Alberto has joined NeuroLab from The University of Bologna (Italy). His research interest focuses on developing and assessing effectiveness of online cognitive training. At NeuroLab, Alberto will focus on investigating the behavioural and neurological effects of a training program designed to improve individuals' spatial orientation skills. Specifically, his research project will focus on using the state-of-the-art technology to create an interactive virtual environment in which individuals will practice creating and making use of cognitive maps for orientation.

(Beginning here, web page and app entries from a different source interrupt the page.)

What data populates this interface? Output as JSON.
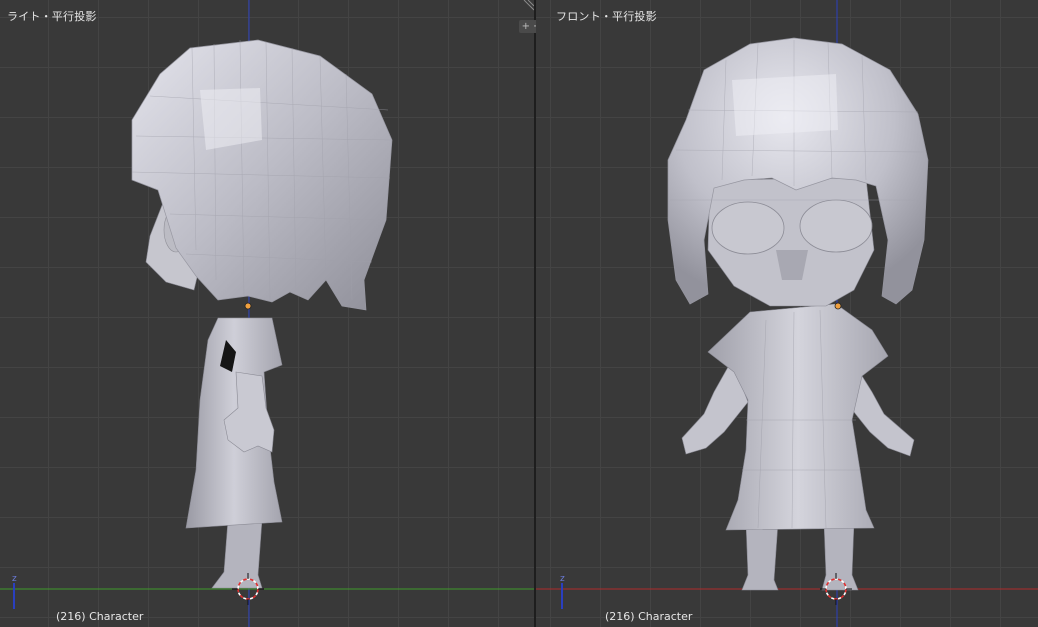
{
  "viewports": {
    "left": {
      "label": "ライト・平行投影",
      "frame_text": "(216) Character",
      "gizmo_axes": {
        "vertical": "z",
        "horizontal": "y"
      }
    },
    "right": {
      "label": "フロント・平行投影",
      "frame_text": "(216) Character",
      "gizmo_axes": {
        "vertical": "z",
        "horizontal": "x"
      }
    }
  },
  "colors": {
    "grid_bg": "#393939",
    "z_axis": "#2a3fbf",
    "y_axis": "#3f9a2a",
    "x_axis": "#b02a2a",
    "mesh_light": "#d8d8e0",
    "mesh_mid": "#b8b8c2",
    "mesh_shadow": "#8c8c96",
    "origin_dot": "#f0a040",
    "cursor_red": "#e03030"
  },
  "icons": [
    "split-area-icon",
    "corner-resize-icon",
    "axis-gizmo-icon",
    "3d-cursor-icon",
    "origin-point-icon"
  ]
}
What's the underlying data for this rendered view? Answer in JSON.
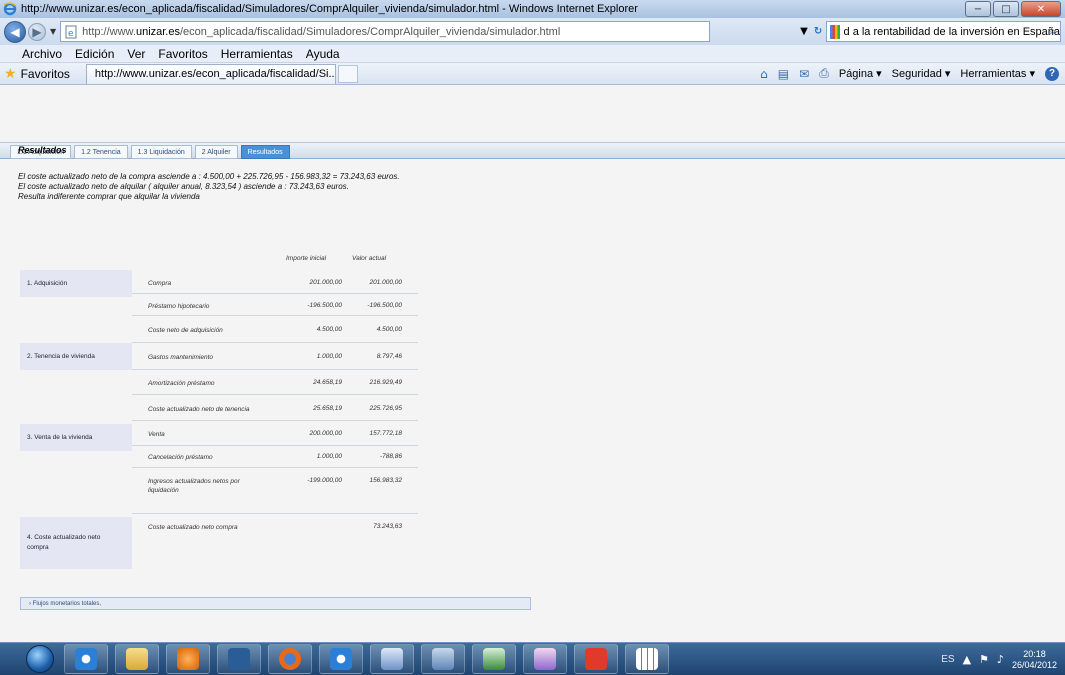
{
  "window": {
    "title": "http://www.unizar.es/econ_aplicada/fiscalidad/Simuladores/ComprAlquiler_vivienda/simulador.html - Windows Internet Explorer",
    "min_label": "−",
    "max_label": "□",
    "close_label": "✕"
  },
  "addressbar": {
    "url_prefix": "http://www.",
    "url_host": "unizar.es",
    "url_rest": "/econ_aplicada/fiscalidad/Simuladores/ComprAlquiler_vivienda/simulador.html",
    "search_text": "d a la rentabilidad de la inversión en España"
  },
  "menu": [
    "Archivo",
    "Edición",
    "Ver",
    "Favoritos",
    "Herramientas",
    "Ayuda"
  ],
  "favorites": {
    "label": "Favoritos",
    "tab_title": "http://www.unizar.es/econ_aplicada/fiscalidad/Si..."
  },
  "commandbar": {
    "pagina": "Página ▾",
    "seguridad": "Seguridad ▾",
    "herramientas": "Herramientas ▾"
  },
  "site_tabs": [
    "1.1 Adquisición",
    "1.2 Tenencia",
    "1.3 Liquidación",
    "2 Alquiler",
    "Resultados"
  ],
  "active_tab": 4,
  "results": {
    "heading": "Resultados",
    "line1": "El coste actualizado neto de la compra asciende a : 4.500,00 + 225.726,95 - 156.983,32 = 73.243,63 euros.",
    "line2": "El coste actualizado neto de alquilar ( alquiler anual, 8.323,54 ) asciende a : 73.243,63 euros.",
    "line3": "Resulta indiferente comprar que alquilar la vivienda"
  },
  "table": {
    "col_initial": "Importe inicial",
    "col_current": "Valor actual",
    "sections": [
      {
        "label": "1. Adquisición"
      },
      {
        "label": "2. Tenencia de vivienda"
      },
      {
        "label": "3. Venta de la vivienda"
      },
      {
        "label": "4. Coste actualizado neto compra"
      }
    ],
    "rows": [
      {
        "label": "Compra",
        "initial": "201.000,00",
        "current": "201.000,00"
      },
      {
        "label": "Préstamo hipotecario",
        "initial": "-196.500,00",
        "current": "-196.500,00"
      },
      {
        "label": "Coste neto de adquisición",
        "initial": "4.500,00",
        "current": "4.500,00"
      },
      {
        "label": "Gastos mantenimiento",
        "initial": "1.000,00",
        "current": "8.797,46"
      },
      {
        "label": "Amortización préstamo",
        "initial": "24.658,19",
        "current": "216.929,49"
      },
      {
        "label": "Coste actualizado neto de tenencia",
        "initial": "25.658,19",
        "current": "225.726,95"
      },
      {
        "label": "Venta",
        "initial": "200.000,00",
        "current": "157.772,18"
      },
      {
        "label": "Cancelación préstamo",
        "initial": "1.000,00",
        "current": "-788,86"
      },
      {
        "label": "Ingresos actualizados netos por liquidación",
        "initial": "-199.000,00",
        "current": "156.983,32"
      },
      {
        "label": "Coste actualizado neto compra",
        "initial": "",
        "current": "73.243,63"
      }
    ]
  },
  "flujos": "› Flujos monetarios totales,",
  "taskbar": {
    "lang": "ES",
    "time": "20:18",
    "date": "26/04/2012"
  }
}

The effects of this training will be assessed neurologically, through the use of both structural and functional neuroimaging, and behaviourally, through the use of spatial orientation tasks in ecological surroundings. (Phone: +1 403 220 3715)

irene liu (graduate student - phd)

Irene's research interest focuses on investigating the development of orientation skills in children. She is particularly interested in the developmental cognitive aspects that contribute to our ability to form and make use of cognitive maps. Assessment of children's navigation and orientation skills is made possible through the use of a video game specifically designed by NeuroLab to evaluate children's abilities to become familiar with the environment and find their way around by following the most efficient routes. From a clinical perspective, Irene is interested in investigating the effects of major depression in adolescents on the ability to orient in spatial surroundings. (Phone: +1 403 220 4069)


aiden arnold (graduate student - PhD)

Aiden's research at NeuroLab aims to explore the neurological basis of individual variability in orientation skills. Coupling neuroimaging techniques with behavioural experiments that target orientation strategies, Aiden hopes to develop an enriched understanding of the interaction between neural processing and spatial cognition. Aiden is currently visiting Arne Ekstrom's lab at the University of California Davis. (Phone: +1 403 220 3828)


kendra potocki (research assistant)

Kendra’s main focus at NeuroLab will be assisting with ongoing research into the lifelong condition of getting lost in familiar surroundings, as seen in Developmental Topographical Disorientation. Kendra holds a BSc with a major in cellular, molecular, and microbial biology, and a minor in psychology. She is specifically interested in investigating the influence genetics has on spatial ability, and is currently focusing on the heritability of DTD. (Phone: +1 403 220 3715)

kara murias (research associate)

Kara had joined Neurolab in 2012 as a PhD student in the Clinical Investigator Program after completing three years of a paediatric neurology residency, and has received her PhD in December 2015. She is interested in investigating how a neurological disease affects the development of cognitive abilities in children. Her main project at NeuroLab focuses on investigating the effects of perinatal stroke on the emergence of orientation skills. Kara combines a traditional clinical approach with advanced behavioural and neuroimaging techniques aiming to understand the effect of neuro-plasticity on the development of a complex cognitive function such as the ability to navigate and orient in spatial surroundings.



Edward (Ted) Slone (PhD student 2011-16)
Kara Murias (PhD student 2012-15)
Elizabeth Cook (honours student 2015-16)
Antony Wang (honours student 2015-16)
Silvana Valera (honours student 2015-16)
Kara Murias (phd student 2012-15)
Silvana Valera (summer student 2015)
Sana Tariq (research associate 2014-15)
Melissa Yue (honours student 2014-15)
Harold Song (honours student 2014-15)
Taneesha Chawla (summer student 2014)
Zaw Aung (summer student 2014)
Gurjot Sekhon (summer student 2014)
Laura Gerow (honours student 2013-14)
Kathy Kwok (honours student 2013-14)
Felecia Hoey (honours student 2012-13)
Naveet Sohi (honours student 2012-13)
Adrian Gil Castillejo (summer student 2013)
Katharina Müller (international student 2012-13)
Lauren Froese (summer student 2012)
Taya Krivoruchko (honours student 2011-12)
Andrea Moir (honours student 2011-12)
Rachel Sharkey (honours student 2011-12)
Rachel Sharkey (summer student 2011)
Sabine Seyffarth (international student 2011)
Jacqueline Boon (summer students 2011)
Colin Rey (research associate 2010-11)
Mada Wentzel (honours students 2010-11)
Amber Nowakowski (honours students 2010-11)